Two top-managers from the Russian defense industry informed Kommersant that some companies are refusing to cooperate with the Big Four auditors, the largest international professional services networks. However, they insisted that it was an independent decision taken by the companies, adopted because of fears of possible leaks of strategically important data.
"A number of state-owned companies, especially in the defense industry, now do not simply have access to external markets and in the short term, will not probably get one. That is why, they do not need more expensive audit," Alexander Turbanov, the president of the central council of Russia’s Audit Chamber, told the newspaper, explaining the rupture of relations with the Big Four because of reasons linked to economic expediency.
The above-mentioned audit firms have already seen restrictions placed on their activities in Russia since the end of August.
According to Russian newspaper Vedomosti, the issue was about prohibiting them from working with state secrets. In the middle of November, State Duma deputies, Igor Lebedev, Yaroslav Nilov and Andrey Svintsov, all from the Liberal Democratic Party of Russia, offered to amend the law "On audit activities" and prohibit foreign companies to conduct the audit of enterprises with state participation.
Meanwhile, the Big Four still have the lion’s share of the Russian market. The Big Four currently makes up 42.6 percent of the Russian audit industry, the Finance Ministry reported.
KPMG is one of the largest professional services companies in the world. Its global headquarters is located in Amstelveen, the Netherlands. The name "KPMG" was chosen when KMG (Klynveld Main Goerdeler) merged with Peat Marwick.
PwC is the world's second-largest professional services network, as measured by 2014 revenues. It is a network of firms in 157 countries with more than 195,400 employees.
Deloitte is the brand under which tens of thousands of professionals in independent firms throughout the world collaborate to provide audit, consulting, financial advisory, risk management and tax services. These firms are members of Deloitte Touche Tohmatsu Limited, a UK private company limited by guarantee ("DTTL").
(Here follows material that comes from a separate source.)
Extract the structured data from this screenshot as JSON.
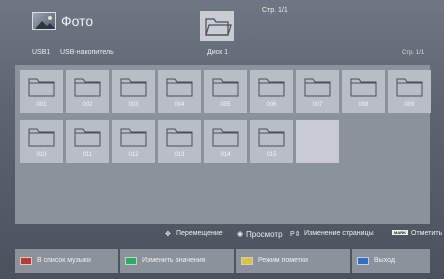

Ernst & Young (EY) is a multinational company headquartered in London, United Kingdom. It has 190,000 employees and more than 700 offices in over 150 countries.